Living with ADHD
Although for many, it can be a difficult journey towards accessing treatment for adult ADHD, symptoms can be significantly improved if people receive support and are enabled with appropriate coping strategies to help manage and regulate day-to-day experiences and challenges.
This part of the website will feature treatments, coping strategies, and tips for managing ADHD. A lot of this information has been gleaned and gathered by our volunteers from the real-world experience of our generous group members during Peer Support Group Drop-In sessions. In this way, we have gained a valuable resource of information by taking notes during each Peer Support session. This part of the website is always expanding as we gather new information and some of the information on this page will develop into dedicated pages in future, so please check back for more updates.
In moderation, exercise can be effective in managing the symptoms of ADHD. It can be particularly effective at helping reduce anxiety and nervous energy, as well as to give adults with ADHD time to "process" experiences from their day and to "sort out" their thoughts. Exercising naturally releases endorphins and many people we have met from peer support groups finds regular exercise can really help with their ADHD symptoms.

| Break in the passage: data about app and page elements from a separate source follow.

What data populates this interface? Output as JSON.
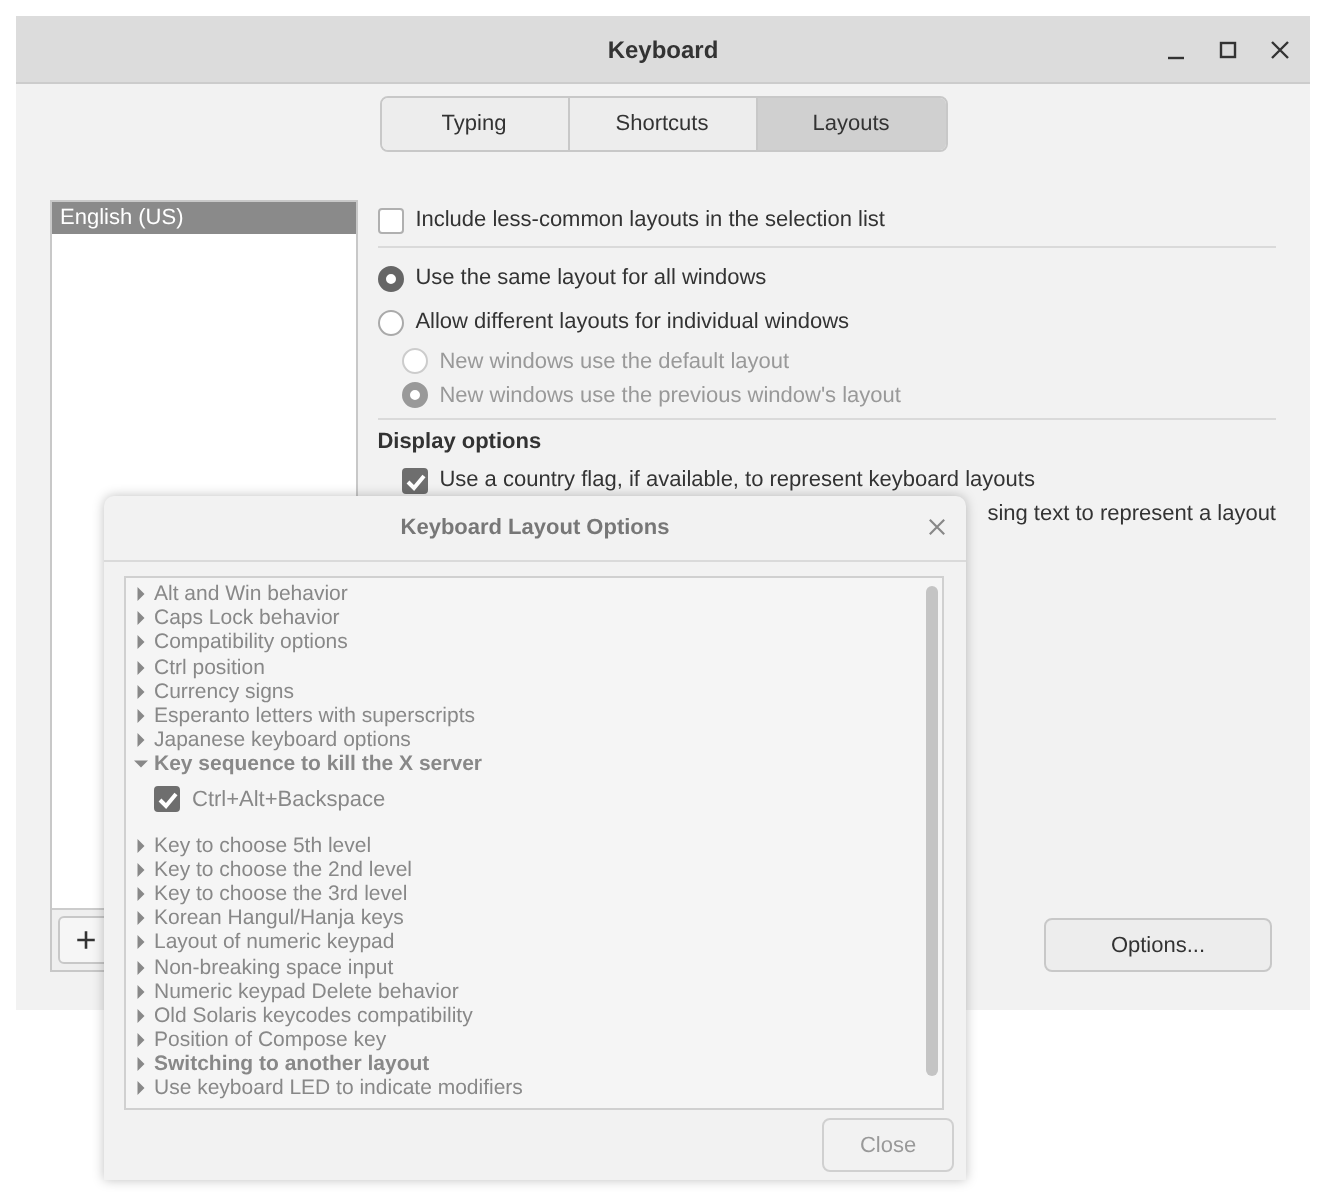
{
  "main_window": {
    "title": "Keyboard",
    "tabs": [
      {
        "label": "Typing",
        "selected": false
      },
      {
        "label": "Shortcuts",
        "selected": false
      },
      {
        "label": "Layouts",
        "selected": true
      }
    ],
    "layouts_list": {
      "items": [
        {
          "label": "English (US)",
          "selected": true
        }
      ],
      "add_button": "+"
    },
    "include_less_common": {
      "label": "Include less-common layouts in the selection list",
      "checked": false
    },
    "window_modes": [
      {
        "label": "Use the same layout for all windows",
        "selected": true
      },
      {
        "label": "Allow different layouts for individual windows",
        "selected": false,
        "children": [
          {
            "label": "New windows use the default layout",
            "selected": false,
            "disabled": true
          },
          {
            "label": "New windows use the previous window's layout",
            "selected": true,
            "disabled": true
          }
        ]
      }
    ],
    "display_options": {
      "heading": "Display options",
      "options": [
        {
          "label": "Use a country flag, if available,  to represent keyboard layouts",
          "checked": true
        }
      ],
      "partial_text": "sing text to represent a layout"
    },
    "options_button": "Options..."
  },
  "dialog": {
    "title": "Keyboard Layout Options",
    "tree": [
      {
        "label": "Alt and Win behavior",
        "bold": false,
        "expanded": false
      },
      {
        "label": "Caps Lock behavior",
        "bold": false,
        "expanded": false
      },
      {
        "label": "Compatibility options",
        "bold": false,
        "expanded": false
      },
      {
        "label": "Ctrl position",
        "bold": false,
        "expanded": false
      },
      {
        "label": "Currency signs",
        "bold": false,
        "expanded": false
      },
      {
        "label": "Esperanto letters with superscripts",
        "bold": false,
        "expanded": false
      },
      {
        "label": "Japanese keyboard options",
        "bold": false,
        "expanded": false
      },
      {
        "label": "Key sequence to kill the X server",
        "bold": true,
        "expanded": true,
        "children": [
          {
            "label": "Ctrl+Alt+Backspace",
            "checked": true
          }
        ]
      },
      {
        "label": "Key to choose 5th level",
        "bold": false,
        "expanded": false
      },
      {
        "label": "Key to choose the 2nd level",
        "bold": false,
        "expanded": false
      },
      {
        "label": "Key to choose the 3rd level",
        "bold": false,
        "expanded": false
      },
      {
        "label": "Korean Hangul/Hanja keys",
        "bold": false,
        "expanded": false
      },
      {
        "label": "Layout of numeric keypad",
        "bold": false,
        "expanded": false
      },
      {
        "label": "Non-breaking space input",
        "bold": false,
        "expanded": false
      },
      {
        "label": "Numeric keypad Delete behavior",
        "bold": false,
        "expanded": false
      },
      {
        "label": "Old Solaris keycodes compatibility",
        "bold": false,
        "expanded": false
      },
      {
        "label": "Position of Compose key",
        "bold": false,
        "expanded": false
      },
      {
        "label": "Switching to another layout",
        "bold": true,
        "expanded": false
      },
      {
        "label": "Use keyboard LED to indicate modifiers",
        "bold": false,
        "expanded": false
      }
    ],
    "close_button": "Close"
  }
}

However, those with ADHD must also be aware of the addictive nature of exercising to excess (and related conditions, including anorexia and other mental health issues related to habitual behaviour, circular thinking or obsession, and control).
Diet and ADHD
According to the medical research model there are no conclusive trials that show that diet has a direct effect on ADHD symptoms. However, many members of the support group say that diet can have a big impact on overall well being. Moreover, many people with ADHD may have sensory processing difficulties and this can mean that forgetting to eat and drink and suddenly feeling hungry can be very overwhelming and this can exacerbate ADHD symptoms, including irritability, anxiety, and confusion. There have been anecdotal reports that some support group members have found benefit from a gluten free and dairy free diet, as well as a diet high in fibre, protein, and omega 3 fatty acids and other healthy fats. Coeliac disease, in particular, has been shown in research to have a strong genetic link to neurodiversity and if members of your family are effected by gluten intolerance, then it is well worth speaking to your GP to see if you can get tested.
As mentioned above, hand in hand with obsessive exercise, many neurodiverse adults also report either overeating, bulimia, anorexia, and other eating disorders. If you are concerned that you may have an eating disorder, speak to your GP, or if you are unsure, you can find more information about eating disorders here.
Mindfulness and meditation, can be very challenging for people with ADHD, but it can also be very effective to help with self-regulation for adult ADHD. One of the pioneers of mindfulness-based cognitive therapy is the author John Kabat-Zing, who has produced books that include self-practice meditation CDs. Another very good resource is the book: ‘The Mindfulness Prescription for Adult ADHD: An 8‑Step Program’ by Lidia Zylowska.
Tai Chi and Yoga
Peer support group members have shared their experiences and many have reported that therapeutic activities that focus on breathing and body exercises can have a beneficial effect for ADHD. Yoga and pilates are the most commonly practiced full-body exercises designed to improve flexibility, strength, and mental wellbeing and many of our members practice different forms - including those tailored for people with physical disabilities. In addition, there have been some small-scale studies that have indicated that Tai Chi may be effective to help reduce some ADHD symptoms. It has also been reported that the positive effects of Tai Chi can be improved further by practicing Tai Chi with your eyes closed (in a safe space where you will not hurt yourself and/or are practicing Tai Chi with a partner).
Counselling and Cognitive Behavioural Treatment
For information about treatments, see our page that covers ADHD CBT.